A type of current transducer that is rising in popularity is an air-core current transformer called a Rogowski coil. This is a toroidal coil wound on a rigid or flexible nonmetallic core. A sinusoidal current
will induce in the coil a voltage
w here M is the mutual inductance between the transducer and the circuit that carries the distorted current to be measured. A high input impedance analyzer ( 10 M) can measure the magnitudes MhIh. The system is calibrated at 60 Hz with a known current IK that yields a reading VK. The magnitude of a certain harmonic current is determined from the expression
T his method is convenient for large harmonic currents. For smaller currents, a larger value of M is required. This translates in a larger number of turns and the inter-turn capacitances may deteriorate the linearity of the frequency response.

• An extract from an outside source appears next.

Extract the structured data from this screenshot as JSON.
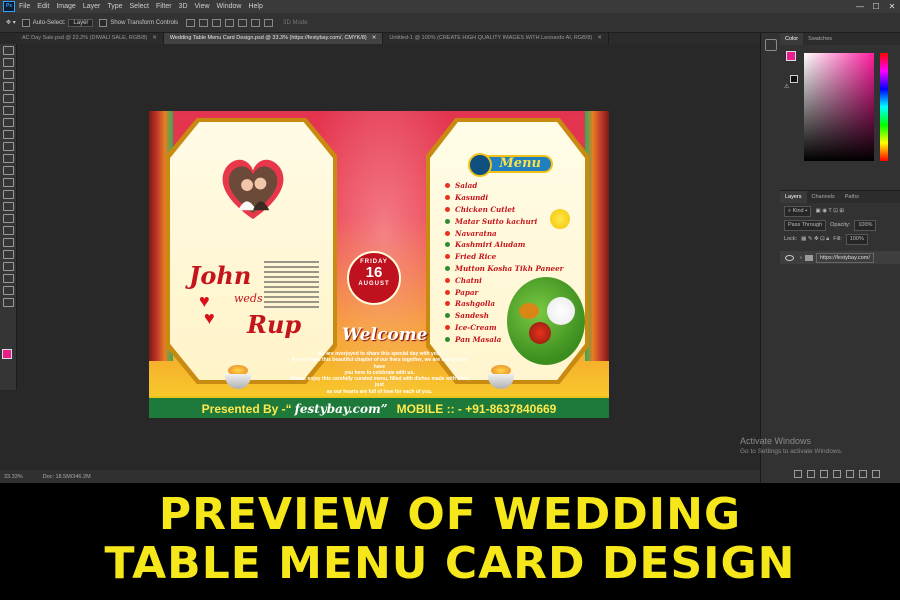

Commercial units use precision integrators that reconstruct the signal . The geometry of the coil, shielding method, length and characteristics of the coaxial cables connecting the coil with the integrator and the integrator with the analyzer, and especially the design of the integrator will affect the accuracy of the measurement. A simulated frequency response is shown in Fig. 8-4. Accurate amplitude measurements can be obtained for a wide frequency range. The phase angle, however, may be measured with a significant error. A most annoying problems is the effect caused by the location of Rogowski coil with respect to the conductor whose current is to be measured. Based on the data published in  and graphed in Fig. 8-5, results that it is imperative to run the instrument calibration and the actual measurements with Rogowski coil fixed in one rigid location with respect to the conductor. This should not present a problem for laboratory measurements, but may disqualify this method for precision field measurements.